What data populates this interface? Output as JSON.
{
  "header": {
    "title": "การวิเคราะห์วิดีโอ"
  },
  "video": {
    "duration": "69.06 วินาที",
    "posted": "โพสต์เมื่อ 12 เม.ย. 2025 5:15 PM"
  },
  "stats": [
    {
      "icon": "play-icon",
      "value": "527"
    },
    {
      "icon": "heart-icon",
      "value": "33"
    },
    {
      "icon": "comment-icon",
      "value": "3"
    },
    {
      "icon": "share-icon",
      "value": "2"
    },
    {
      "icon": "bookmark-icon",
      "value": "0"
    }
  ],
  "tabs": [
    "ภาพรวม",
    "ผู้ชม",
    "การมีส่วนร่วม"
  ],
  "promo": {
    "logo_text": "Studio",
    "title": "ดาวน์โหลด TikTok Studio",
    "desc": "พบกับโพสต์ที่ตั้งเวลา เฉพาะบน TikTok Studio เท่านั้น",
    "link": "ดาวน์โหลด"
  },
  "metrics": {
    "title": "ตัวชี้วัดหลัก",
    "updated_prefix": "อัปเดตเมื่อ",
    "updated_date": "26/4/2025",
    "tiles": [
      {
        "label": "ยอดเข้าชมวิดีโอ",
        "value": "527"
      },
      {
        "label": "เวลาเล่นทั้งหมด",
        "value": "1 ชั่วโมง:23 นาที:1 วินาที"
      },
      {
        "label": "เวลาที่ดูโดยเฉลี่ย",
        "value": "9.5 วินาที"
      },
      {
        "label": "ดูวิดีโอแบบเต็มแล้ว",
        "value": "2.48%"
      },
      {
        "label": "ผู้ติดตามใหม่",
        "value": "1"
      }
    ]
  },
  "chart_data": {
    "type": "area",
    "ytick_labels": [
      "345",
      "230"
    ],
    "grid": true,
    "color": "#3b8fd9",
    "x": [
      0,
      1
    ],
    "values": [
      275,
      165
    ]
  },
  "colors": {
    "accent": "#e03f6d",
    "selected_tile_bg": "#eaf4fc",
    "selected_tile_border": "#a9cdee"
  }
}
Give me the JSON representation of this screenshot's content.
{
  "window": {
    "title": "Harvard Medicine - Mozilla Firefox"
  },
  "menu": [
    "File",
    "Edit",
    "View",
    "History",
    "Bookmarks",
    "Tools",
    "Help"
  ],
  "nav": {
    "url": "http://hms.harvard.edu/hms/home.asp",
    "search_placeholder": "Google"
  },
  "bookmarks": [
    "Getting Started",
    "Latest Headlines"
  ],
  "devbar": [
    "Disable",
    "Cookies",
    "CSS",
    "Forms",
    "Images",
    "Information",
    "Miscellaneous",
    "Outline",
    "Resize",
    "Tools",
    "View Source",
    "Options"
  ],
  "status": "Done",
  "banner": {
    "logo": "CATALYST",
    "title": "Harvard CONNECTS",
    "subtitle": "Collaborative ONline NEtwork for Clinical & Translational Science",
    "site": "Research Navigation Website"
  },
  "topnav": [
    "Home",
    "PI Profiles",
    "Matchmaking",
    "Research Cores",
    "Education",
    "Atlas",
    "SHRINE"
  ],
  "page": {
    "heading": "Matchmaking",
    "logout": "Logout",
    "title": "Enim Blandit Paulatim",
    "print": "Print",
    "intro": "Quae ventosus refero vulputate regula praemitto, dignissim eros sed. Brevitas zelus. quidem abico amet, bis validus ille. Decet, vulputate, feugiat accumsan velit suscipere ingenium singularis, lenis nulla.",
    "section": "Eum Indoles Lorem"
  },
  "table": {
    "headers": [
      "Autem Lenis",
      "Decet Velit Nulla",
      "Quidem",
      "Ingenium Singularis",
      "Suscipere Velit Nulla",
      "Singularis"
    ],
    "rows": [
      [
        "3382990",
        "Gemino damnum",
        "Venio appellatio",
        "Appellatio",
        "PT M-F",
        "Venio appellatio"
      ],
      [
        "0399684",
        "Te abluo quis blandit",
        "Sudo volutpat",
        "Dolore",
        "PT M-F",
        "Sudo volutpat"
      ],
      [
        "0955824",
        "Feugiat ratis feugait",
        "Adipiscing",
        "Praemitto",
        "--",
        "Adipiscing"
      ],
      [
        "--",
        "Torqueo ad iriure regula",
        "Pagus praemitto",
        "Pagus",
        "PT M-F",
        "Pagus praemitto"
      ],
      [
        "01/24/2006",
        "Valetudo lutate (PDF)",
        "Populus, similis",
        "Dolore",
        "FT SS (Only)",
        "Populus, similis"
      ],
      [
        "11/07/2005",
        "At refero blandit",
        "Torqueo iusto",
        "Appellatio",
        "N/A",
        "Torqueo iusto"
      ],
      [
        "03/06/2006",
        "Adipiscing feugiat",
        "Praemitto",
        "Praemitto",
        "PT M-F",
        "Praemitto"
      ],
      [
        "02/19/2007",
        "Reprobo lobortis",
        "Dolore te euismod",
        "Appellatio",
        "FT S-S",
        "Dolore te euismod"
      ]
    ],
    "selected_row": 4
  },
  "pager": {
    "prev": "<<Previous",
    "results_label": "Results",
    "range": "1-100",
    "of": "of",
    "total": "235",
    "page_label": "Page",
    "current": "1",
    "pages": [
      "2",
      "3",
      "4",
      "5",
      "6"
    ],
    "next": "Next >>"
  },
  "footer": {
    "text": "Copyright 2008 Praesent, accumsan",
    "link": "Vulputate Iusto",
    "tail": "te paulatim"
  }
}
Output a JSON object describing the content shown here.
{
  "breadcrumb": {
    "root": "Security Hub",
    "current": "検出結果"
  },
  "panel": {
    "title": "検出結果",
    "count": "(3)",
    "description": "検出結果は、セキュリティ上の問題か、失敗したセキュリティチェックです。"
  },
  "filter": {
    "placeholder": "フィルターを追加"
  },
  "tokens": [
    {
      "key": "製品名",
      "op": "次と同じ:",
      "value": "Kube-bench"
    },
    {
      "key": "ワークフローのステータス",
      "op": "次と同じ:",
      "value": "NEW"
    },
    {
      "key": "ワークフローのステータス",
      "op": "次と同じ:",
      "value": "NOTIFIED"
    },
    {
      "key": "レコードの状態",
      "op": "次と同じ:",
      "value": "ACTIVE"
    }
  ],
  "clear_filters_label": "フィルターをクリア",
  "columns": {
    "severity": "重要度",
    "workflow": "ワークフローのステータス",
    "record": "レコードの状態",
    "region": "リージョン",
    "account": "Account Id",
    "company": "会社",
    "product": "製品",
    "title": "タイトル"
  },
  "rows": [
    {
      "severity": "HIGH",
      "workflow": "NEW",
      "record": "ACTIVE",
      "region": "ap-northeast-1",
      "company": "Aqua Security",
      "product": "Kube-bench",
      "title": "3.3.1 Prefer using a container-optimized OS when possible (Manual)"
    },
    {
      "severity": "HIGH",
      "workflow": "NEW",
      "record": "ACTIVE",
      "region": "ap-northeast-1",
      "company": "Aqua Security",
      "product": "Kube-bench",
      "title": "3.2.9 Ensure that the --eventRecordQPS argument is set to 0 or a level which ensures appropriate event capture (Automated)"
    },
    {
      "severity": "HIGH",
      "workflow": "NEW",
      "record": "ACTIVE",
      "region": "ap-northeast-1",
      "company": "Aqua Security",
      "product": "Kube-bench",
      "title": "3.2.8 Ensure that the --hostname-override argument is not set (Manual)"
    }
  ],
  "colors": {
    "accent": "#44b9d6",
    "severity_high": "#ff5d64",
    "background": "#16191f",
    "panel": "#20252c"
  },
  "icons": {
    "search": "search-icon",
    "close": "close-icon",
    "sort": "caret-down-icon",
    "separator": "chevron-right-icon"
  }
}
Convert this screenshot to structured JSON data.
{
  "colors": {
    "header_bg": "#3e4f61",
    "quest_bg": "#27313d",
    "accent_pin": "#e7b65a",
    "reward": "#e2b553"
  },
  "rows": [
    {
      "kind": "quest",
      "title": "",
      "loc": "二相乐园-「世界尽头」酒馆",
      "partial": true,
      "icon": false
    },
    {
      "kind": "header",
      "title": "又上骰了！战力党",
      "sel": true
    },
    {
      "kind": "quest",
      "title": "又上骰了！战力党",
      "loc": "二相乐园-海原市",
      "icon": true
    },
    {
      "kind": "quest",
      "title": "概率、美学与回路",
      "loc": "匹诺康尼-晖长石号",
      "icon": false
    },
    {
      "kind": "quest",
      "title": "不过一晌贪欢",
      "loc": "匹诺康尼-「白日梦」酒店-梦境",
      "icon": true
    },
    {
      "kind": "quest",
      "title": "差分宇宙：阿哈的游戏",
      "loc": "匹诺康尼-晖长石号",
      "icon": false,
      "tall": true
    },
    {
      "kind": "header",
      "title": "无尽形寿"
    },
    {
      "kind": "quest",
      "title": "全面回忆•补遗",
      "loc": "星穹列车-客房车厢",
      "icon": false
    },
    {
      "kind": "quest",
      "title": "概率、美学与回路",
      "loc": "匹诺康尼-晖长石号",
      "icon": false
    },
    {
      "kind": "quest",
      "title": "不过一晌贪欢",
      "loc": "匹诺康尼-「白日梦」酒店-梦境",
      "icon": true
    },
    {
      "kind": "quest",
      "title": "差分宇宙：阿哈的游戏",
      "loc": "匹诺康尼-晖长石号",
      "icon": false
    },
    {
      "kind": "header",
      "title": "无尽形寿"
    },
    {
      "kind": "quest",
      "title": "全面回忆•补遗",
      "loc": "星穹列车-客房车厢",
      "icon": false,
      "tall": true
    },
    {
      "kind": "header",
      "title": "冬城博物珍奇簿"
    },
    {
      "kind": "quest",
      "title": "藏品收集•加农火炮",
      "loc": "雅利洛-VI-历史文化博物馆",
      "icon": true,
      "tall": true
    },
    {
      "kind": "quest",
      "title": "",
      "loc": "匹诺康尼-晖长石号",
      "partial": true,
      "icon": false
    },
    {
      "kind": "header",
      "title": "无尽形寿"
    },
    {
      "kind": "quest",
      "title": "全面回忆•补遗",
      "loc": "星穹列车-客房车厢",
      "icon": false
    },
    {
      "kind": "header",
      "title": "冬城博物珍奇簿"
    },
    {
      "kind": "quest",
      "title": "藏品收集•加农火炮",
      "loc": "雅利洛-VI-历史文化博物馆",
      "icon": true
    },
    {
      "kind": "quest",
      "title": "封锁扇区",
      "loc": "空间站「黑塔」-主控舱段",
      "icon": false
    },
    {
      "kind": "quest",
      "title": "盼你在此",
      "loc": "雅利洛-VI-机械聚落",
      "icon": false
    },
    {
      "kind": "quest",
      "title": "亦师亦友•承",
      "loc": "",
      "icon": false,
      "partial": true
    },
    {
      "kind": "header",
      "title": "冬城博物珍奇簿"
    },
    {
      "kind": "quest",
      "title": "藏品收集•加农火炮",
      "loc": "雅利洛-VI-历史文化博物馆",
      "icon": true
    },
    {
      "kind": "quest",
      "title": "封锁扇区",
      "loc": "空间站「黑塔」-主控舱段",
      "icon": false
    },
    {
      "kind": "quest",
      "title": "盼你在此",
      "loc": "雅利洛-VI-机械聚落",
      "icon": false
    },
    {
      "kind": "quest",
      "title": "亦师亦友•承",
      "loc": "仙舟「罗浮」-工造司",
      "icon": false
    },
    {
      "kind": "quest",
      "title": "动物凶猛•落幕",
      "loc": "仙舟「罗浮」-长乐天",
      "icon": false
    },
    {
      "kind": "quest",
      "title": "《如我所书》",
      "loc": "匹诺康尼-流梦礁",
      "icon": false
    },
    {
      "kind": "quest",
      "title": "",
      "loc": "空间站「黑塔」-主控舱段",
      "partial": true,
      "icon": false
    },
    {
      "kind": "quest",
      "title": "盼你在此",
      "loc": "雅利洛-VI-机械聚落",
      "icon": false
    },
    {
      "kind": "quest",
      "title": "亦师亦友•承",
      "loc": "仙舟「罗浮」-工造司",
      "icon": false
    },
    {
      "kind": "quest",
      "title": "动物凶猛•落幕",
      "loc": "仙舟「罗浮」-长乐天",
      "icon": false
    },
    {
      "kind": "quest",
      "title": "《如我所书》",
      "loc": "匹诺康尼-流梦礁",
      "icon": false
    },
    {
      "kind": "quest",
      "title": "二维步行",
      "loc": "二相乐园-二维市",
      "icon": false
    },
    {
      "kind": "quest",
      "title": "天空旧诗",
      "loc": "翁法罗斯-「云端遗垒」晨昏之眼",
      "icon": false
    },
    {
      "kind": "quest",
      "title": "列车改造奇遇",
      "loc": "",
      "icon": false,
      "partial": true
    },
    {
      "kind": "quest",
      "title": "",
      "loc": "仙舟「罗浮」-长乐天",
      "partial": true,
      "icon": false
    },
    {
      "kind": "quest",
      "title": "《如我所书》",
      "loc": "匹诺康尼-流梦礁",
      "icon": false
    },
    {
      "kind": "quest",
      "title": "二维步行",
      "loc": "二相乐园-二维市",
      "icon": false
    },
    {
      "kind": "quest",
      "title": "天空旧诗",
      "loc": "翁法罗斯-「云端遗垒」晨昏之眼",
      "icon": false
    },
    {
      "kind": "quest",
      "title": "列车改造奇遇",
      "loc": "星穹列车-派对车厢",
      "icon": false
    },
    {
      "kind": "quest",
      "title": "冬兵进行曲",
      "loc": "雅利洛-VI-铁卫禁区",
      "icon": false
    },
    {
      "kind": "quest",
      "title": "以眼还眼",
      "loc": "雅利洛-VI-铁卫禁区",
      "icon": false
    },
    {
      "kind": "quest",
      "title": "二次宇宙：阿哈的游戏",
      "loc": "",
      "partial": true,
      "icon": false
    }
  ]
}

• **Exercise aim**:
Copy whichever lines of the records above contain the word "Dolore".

• **Solution to the exercise**:
        "Dolore",
        "Dolore",
        "Dolore te euismod",
        "Dolore te euismod"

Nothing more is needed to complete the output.